Repeat every line of the data verbatim.
= = =
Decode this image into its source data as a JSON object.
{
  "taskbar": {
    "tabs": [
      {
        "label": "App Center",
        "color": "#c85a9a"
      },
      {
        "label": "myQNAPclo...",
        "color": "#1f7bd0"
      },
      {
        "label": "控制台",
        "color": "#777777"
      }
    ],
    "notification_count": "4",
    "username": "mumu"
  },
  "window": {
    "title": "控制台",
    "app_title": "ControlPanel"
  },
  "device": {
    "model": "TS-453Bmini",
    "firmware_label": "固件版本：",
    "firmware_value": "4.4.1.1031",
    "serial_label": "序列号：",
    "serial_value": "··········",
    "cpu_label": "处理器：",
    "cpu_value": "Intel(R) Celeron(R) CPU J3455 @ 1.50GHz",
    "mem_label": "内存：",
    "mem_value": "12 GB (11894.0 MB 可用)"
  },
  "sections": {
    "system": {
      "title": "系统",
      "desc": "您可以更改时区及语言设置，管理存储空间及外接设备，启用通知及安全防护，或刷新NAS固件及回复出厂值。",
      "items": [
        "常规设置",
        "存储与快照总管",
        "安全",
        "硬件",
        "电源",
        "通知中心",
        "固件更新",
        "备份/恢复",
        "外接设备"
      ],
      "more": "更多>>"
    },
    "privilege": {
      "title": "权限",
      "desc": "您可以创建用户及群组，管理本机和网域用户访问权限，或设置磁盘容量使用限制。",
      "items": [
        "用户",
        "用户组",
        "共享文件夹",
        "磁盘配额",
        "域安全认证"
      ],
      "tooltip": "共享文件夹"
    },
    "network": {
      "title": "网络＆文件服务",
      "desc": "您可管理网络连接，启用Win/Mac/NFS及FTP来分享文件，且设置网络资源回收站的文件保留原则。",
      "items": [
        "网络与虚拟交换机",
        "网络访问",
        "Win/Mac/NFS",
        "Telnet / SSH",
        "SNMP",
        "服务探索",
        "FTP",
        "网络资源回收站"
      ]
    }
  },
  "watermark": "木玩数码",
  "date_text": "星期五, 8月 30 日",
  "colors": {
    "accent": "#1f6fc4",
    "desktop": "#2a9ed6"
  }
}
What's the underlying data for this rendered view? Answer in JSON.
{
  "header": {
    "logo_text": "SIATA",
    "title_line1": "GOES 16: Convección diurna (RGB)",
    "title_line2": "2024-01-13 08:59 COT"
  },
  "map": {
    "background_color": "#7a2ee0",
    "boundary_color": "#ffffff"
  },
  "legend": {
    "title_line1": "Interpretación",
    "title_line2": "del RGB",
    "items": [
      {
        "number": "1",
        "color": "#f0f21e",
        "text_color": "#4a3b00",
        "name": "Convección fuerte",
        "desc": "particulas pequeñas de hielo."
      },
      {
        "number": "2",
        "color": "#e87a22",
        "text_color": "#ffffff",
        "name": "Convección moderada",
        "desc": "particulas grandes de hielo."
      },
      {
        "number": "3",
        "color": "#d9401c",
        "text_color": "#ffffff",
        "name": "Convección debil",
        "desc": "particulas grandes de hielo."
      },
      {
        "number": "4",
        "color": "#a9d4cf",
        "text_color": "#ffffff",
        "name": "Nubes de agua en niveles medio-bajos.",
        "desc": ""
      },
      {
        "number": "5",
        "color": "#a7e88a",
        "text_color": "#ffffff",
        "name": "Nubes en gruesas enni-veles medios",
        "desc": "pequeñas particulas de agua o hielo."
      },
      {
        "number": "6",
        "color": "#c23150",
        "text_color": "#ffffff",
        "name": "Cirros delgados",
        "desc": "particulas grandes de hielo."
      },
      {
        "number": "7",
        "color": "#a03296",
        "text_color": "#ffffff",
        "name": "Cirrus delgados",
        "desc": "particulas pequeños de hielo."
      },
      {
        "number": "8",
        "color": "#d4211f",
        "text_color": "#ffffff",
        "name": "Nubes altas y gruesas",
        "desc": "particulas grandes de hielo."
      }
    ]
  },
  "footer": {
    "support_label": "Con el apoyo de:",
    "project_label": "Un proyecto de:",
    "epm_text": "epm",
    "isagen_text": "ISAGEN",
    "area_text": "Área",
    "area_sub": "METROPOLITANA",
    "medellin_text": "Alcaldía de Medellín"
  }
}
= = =
Answer to this exercise
Decode this image into its source data as a JSON object.
{
  "taskbar": {
    "tabs": [
      {
        "label": "App Center",
        "color": "#c85a9a"
      },
      {
        "label": "myQNAPclo...",
        "color": "#1f7bd0"
      },
      {
        "label": "控制台",
        "color": "#777777"
      }
    ],
    "notification_count": "4",
    "username": "mumu"
  },
  "window": {
    "title": "控制台",
    "app_title": "ControlPanel"
  },
  "device": {
    "model": "TS-453Bmini",
    "firmware_label": "固件版本：",
    "firmware_value": "4.4.1.1031",
    "serial_label": "序列号：",
    "serial_value": "··········",
    "cpu_label": "处理器：",
    "cpu_value": "Intel(R) Celeron(R) CPU J3455 @ 1.50GHz",
    "mem_label": "内存：",
    "mem_value": "12 GB (11894.0 MB 可用)"
  },
  "sections": {
    "system": {
      "title": "系统",
      "desc": "您可以更改时区及语言设置，管理存储空间及外接设备，启用通知及安全防护，或刷新NAS固件及回复出厂值。",
      "items": [
        "常规设置",
        "存储与快照总管",
        "安全",
        "硬件",
        "电源",
        "通知中心",
        "固件更新",
        "备份/恢复",
        "外接设备"
      ],
      "more": "更多>>"
    },
    "privilege": {
      "title": "权限",
      "desc": "您可以创建用户及群组，管理本机和网域用户访问权限，或设置磁盘容量使用限制。",
      "items": [
        "用户",
        "用户组",
        "共享文件夹",
        "磁盘配额",
        "域安全认证"
      ],
      "tooltip": "共享文件夹"
    },
    "network": {
      "title": "网络＆文件服务",
      "desc": "您可管理网络连接，启用Win/Mac/NFS及FTP来分享文件，且设置网络资源回收站的文件保留原则。",
      "items": [
        "网络与虚拟交换机",
        "网络访问",
        "Win/Mac/NFS",
        "Telnet / SSH",
        "SNMP",
        "服务探索",
        "FTP",
        "网络资源回收站"
      ]
    }
  },
  "watermark": "木玩数码",
  "date_text": "星期五, 8月 30 日",
  "colors": {
    "accent": "#1f6fc4",
    "desktop": "#2a9ed6"
  }
}
What's the underlying data for this rendered view? Answer in JSON.
{
  "header": {
    "logo_text": "SIATA",
    "title_line1": "GOES 16: Convección diurna (RGB)",
    "title_line2": "2024-01-13 08:59 COT"
  },
  "map": {
    "background_color": "#7a2ee0",
    "boundary_color": "#ffffff"
  },
  "legend": {
    "title_line1": "Interpretación",
    "title_line2": "del RGB",
    "items": [
      {
        "number": "1",
        "color": "#f0f21e",
        "text_color": "#4a3b00",
        "name": "Convección fuerte",
        "desc": "particulas pequeñas de hielo."
      },
      {
        "number": "2",
        "color": "#e87a22",
        "text_color": "#ffffff",
        "name": "Convección moderada",
        "desc": "particulas grandes de hielo."
      },
      {
        "number": "3",
        "color": "#d9401c",
        "text_color": "#ffffff",
        "name": "Convección debil",
        "desc": "particulas grandes de hielo."
      },
      {
        "number": "4",
        "color": "#a9d4cf",
        "text_color": "#ffffff",
        "name": "Nubes de agua en niveles medio-bajos.",
        "desc": ""
      },
      {
        "number": "5",
        "color": "#a7e88a",
        "text_color": "#ffffff",
        "name": "Nubes en gruesas enni-veles medios",
        "desc": "pequeñas particulas de agua o hielo."
      },
      {
        "number": "6",
        "color": "#c23150",
        "text_color": "#ffffff",
        "name": "Cirros delgados",
        "desc": "particulas grandes de hielo."
      },
      {
        "number": "7",
        "color": "#a03296",
        "text_color": "#ffffff",
        "name": "Cirrus delgados",
        "desc": "particulas pequeños de hielo."
      },
      {
        "number": "8",
        "color": "#d4211f",
        "text_color": "#ffffff",
        "name": "Nubes altas y gruesas",
        "desc": "particulas grandes de hielo."
      }
    ]
  },
  "footer": {
    "support_label": "Con el apoyo de:",
    "project_label": "Un proyecto de:",
    "epm_text": "epm",
    "isagen_text": "ISAGEN",
    "area_text": "Área",
    "area_sub": "METROPOLITANA",
    "medellin_text": "Alcaldía de Medellín"
  }
}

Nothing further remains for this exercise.